GIVEN RECORDS |
>>>

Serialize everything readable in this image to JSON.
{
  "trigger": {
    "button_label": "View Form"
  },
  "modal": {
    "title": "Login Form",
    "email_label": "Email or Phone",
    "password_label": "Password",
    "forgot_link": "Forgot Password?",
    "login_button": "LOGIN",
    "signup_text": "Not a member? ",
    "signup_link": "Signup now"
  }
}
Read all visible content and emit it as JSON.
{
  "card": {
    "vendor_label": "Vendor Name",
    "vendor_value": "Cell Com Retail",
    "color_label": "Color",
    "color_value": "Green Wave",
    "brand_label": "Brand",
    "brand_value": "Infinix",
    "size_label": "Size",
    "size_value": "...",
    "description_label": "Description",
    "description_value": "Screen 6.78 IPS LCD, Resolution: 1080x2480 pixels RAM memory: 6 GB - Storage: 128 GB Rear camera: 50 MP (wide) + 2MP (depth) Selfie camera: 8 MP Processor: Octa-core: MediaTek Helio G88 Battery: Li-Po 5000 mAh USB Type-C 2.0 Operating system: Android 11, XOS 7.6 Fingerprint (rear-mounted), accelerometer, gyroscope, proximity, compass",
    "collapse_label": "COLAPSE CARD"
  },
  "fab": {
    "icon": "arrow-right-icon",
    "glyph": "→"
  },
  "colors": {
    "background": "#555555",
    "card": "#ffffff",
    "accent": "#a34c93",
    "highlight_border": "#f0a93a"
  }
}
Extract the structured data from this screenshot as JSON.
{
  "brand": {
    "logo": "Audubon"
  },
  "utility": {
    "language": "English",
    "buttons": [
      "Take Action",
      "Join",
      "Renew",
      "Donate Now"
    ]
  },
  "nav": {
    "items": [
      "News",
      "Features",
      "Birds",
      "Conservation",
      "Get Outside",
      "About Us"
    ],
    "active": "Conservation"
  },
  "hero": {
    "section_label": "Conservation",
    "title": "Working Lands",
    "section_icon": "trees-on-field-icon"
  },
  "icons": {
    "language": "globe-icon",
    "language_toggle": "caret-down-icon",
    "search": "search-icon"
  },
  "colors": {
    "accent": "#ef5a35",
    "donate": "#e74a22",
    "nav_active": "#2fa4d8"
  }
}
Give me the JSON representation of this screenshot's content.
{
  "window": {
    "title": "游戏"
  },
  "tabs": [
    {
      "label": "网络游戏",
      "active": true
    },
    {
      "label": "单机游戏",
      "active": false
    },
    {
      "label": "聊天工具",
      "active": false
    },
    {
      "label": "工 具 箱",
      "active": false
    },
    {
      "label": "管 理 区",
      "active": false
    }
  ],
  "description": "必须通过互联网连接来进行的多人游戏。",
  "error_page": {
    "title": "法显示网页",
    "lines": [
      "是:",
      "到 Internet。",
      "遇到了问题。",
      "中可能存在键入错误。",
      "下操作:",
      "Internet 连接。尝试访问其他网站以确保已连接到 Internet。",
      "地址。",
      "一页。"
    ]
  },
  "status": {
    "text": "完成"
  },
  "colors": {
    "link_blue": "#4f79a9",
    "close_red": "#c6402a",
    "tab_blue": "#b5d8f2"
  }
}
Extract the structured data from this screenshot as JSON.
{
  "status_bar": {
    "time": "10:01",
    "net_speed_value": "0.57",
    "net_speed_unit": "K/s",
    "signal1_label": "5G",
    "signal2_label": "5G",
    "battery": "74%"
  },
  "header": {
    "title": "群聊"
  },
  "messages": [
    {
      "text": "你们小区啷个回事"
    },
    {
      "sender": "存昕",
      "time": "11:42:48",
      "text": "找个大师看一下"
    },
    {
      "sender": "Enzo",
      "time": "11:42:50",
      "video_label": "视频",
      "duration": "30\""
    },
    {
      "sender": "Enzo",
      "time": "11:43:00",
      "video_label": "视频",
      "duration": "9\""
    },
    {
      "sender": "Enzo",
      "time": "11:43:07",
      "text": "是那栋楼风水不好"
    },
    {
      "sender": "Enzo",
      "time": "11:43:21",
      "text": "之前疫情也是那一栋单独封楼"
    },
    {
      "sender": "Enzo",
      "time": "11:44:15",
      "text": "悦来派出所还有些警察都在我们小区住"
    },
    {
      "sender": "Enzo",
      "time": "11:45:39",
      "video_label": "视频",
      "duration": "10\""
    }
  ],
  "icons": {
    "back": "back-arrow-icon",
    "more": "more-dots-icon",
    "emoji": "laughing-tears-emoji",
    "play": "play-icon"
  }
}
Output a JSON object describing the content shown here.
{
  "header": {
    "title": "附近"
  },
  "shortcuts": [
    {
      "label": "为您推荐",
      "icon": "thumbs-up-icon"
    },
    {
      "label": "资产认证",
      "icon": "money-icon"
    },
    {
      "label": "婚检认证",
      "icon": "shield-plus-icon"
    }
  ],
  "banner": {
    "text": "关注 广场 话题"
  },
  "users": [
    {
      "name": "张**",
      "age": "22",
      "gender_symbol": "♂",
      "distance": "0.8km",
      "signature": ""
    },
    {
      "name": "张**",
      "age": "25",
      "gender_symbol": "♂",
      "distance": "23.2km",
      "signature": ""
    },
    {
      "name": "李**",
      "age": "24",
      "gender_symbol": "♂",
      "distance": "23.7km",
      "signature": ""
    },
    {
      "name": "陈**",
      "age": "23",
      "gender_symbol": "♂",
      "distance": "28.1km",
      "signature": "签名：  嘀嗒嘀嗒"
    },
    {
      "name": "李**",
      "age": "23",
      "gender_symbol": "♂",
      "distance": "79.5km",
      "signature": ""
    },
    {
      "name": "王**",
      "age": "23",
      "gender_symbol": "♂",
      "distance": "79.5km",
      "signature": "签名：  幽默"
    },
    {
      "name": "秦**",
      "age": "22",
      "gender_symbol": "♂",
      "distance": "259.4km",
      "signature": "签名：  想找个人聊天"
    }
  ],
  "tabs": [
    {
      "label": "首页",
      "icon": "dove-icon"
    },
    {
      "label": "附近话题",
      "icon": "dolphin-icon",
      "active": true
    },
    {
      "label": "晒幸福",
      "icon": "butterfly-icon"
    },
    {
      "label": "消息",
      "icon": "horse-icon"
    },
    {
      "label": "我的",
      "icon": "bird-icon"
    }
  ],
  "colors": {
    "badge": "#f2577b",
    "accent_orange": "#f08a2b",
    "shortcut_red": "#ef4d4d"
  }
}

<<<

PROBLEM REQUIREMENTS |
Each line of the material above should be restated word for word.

EXERCISE RESULT |
Serialize everything readable in this image to JSON.
{
  "trigger": {
    "button_label": "View Form"
  },
  "modal": {
    "title": "Login Form",
    "email_label": "Email or Phone",
    "password_label": "Password",
    "forgot_link": "Forgot Password?",
    "login_button": "LOGIN",
    "signup_text": "Not a member? ",
    "signup_link": "Signup now"
  }
}
Read all visible content and emit it as JSON.
{
  "card": {
    "vendor_label": "Vendor Name",
    "vendor_value": "Cell Com Retail",
    "color_label": "Color",
    "color_value": "Green Wave",
    "brand_label": "Brand",
    "brand_value": "Infinix",
    "size_label": "Size",
    "size_value": "...",
    "description_label": "Description",
    "description_value": "Screen 6.78 IPS LCD, Resolution: 1080x2480 pixels RAM memory: 6 GB - Storage: 128 GB Rear camera: 50 MP (wide) + 2MP (depth) Selfie camera: 8 MP Processor: Octa-core: MediaTek Helio G88 Battery: Li-Po 5000 mAh USB Type-C 2.0 Operating system: Android 11, XOS 7.6 Fingerprint (rear-mounted), accelerometer, gyroscope, proximity, compass",
    "collapse_label": "COLAPSE CARD"
  },
  "fab": {
    "icon": "arrow-right-icon",
    "glyph": "→"
  },
  "colors": {
    "background": "#555555",
    "card": "#ffffff",
    "accent": "#a34c93",
    "highlight_border": "#f0a93a"
  }
}
Extract the structured data from this screenshot as JSON.
{
  "brand": {
    "logo": "Audubon"
  },
  "utility": {
    "language": "English",
    "buttons": [
      "Take Action",
      "Join",
      "Renew",
      "Donate Now"
    ]
  },
  "nav": {
    "items": [
      "News",
      "Features",
      "Birds",
      "Conservation",
      "Get Outside",
      "About Us"
    ],
    "active": "Conservation"
  },
  "hero": {
    "section_label": "Conservation",
    "title": "Working Lands",
    "section_icon": "trees-on-field-icon"
  },
  "icons": {
    "language": "globe-icon",
    "language_toggle": "caret-down-icon",
    "search": "search-icon"
  },
  "colors": {
    "accent": "#ef5a35",
    "donate": "#e74a22",
    "nav_active": "#2fa4d8"
  }
}
Give me the JSON representation of this screenshot's content.
{
  "window": {
    "title": "游戏"
  },
  "tabs": [
    {
      "label": "网络游戏",
      "active": true
    },
    {
      "label": "单机游戏",
      "active": false
    },
    {
      "label": "聊天工具",
      "active": false
    },
    {
      "label": "工 具 箱",
      "active": false
    },
    {
      "label": "管 理 区",
      "active": false
    }
  ],
  "description": "必须通过互联网连接来进行的多人游戏。",
  "error_page": {
    "title": "法显示网页",
    "lines": [
      "是:",
      "到 Internet。",
      "遇到了问题。",
      "中可能存在键入错误。",
      "下操作:",
      "Internet 连接。尝试访问其他网站以确保已连接到 Internet。",
      "地址。",
      "一页。"
    ]
  },
  "status": {
    "text": "完成"
  },
  "colors": {
    "link_blue": "#4f79a9",
    "close_red": "#c6402a",
    "tab_blue": "#b5d8f2"
  }
}
Extract the structured data from this screenshot as JSON.
{
  "status_bar": {
    "time": "10:01",
    "net_speed_value": "0.57",
    "net_speed_unit": "K/s",
    "signal1_label": "5G",
    "signal2_label": "5G",
    "battery": "74%"
  },
  "header": {
    "title": "群聊"
  },
  "messages": [
    {
      "text": "你们小区啷个回事"
    },
    {
      "sender": "存昕",
      "time": "11:42:48",
      "text": "找个大师看一下"
    },
    {
      "sender": "Enzo",
      "time": "11:42:50",
      "video_label": "视频",
      "duration": "30\""
    },
    {
      "sender": "Enzo",
      "time": "11:43:00",
      "video_label": "视频",
      "duration": "9\""
    },
    {
      "sender": "Enzo",
      "time": "11:43:07",
      "text": "是那栋楼风水不好"
    },
    {
      "sender": "Enzo",
      "time": "11:43:21",
      "text": "之前疫情也是那一栋单独封楼"
    },
    {
      "sender": "Enzo",
      "time": "11:44:15",
      "text": "悦来派出所还有些警察都在我们小区住"
    },
    {
      "sender": "Enzo",
      "time": "11:45:39",
      "video_label": "视频",
      "duration": "10\""
    }
  ],
  "icons": {
    "back": "back-arrow-icon",
    "more": "more-dots-icon",
    "emoji": "laughing-tears-emoji",
    "play": "play-icon"
  }
}
Output a JSON object describing the content shown here.
{
  "header": {
    "title": "附近"
  },
  "shortcuts": [
    {
      "label": "为您推荐",
      "icon": "thumbs-up-icon"
    },
    {
      "label": "资产认证",
      "icon": "money-icon"
    },
    {
      "label": "婚检认证",
      "icon": "shield-plus-icon"
    }
  ],
  "banner": {
    "text": "关注 广场 话题"
  },
  "users": [
    {
      "name": "张**",
      "age": "22",
      "gender_symbol": "♂",
      "distance": "0.8km",
      "signature": ""
    },
    {
      "name": "张**",
      "age": "25",
      "gender_symbol": "♂",
      "distance": "23.2km",
      "signature": ""
    },
    {
      "name": "李**",
      "age": "24",
      "gender_symbol": "♂",
      "distance": "23.7km",
      "signature": ""
    },
    {
      "name": "陈**",
      "age": "23",
      "gender_symbol": "♂",
      "distance": "28.1km",
      "signature": "签名：  嘀嗒嘀嗒"
    },
    {
      "name": "李**",
      "age": "23",
      "gender_symbol": "♂",
      "distance": "79.5km",
      "signature": ""
    },
    {
      "name": "王**",
      "age": "23",
      "gender_symbol": "♂",
      "distance": "79.5km",
      "signature": "签名：  幽默"
    },
    {
      "name": "秦**",
      "age": "22",
      "gender_symbol": "♂",
      "distance": "259.4km",
      "signature": "签名：  想找个人聊天"
    }
  ],
  "tabs": [
    {
      "label": "首页",
      "icon": "dove-icon"
    },
    {
      "label": "附近话题",
      "icon": "dolphin-icon",
      "active": true
    },
    {
      "label": "晒幸福",
      "icon": "butterfly-icon"
    },
    {
      "label": "消息",
      "icon": "horse-icon"
    },
    {
      "label": "我的",
      "icon": "bird-icon"
    }
  ],
  "colors": {
    "badge": "#f2577b",
    "accent_orange": "#f08a2b",
    "shortcut_red": "#ef4d4d"
  }
}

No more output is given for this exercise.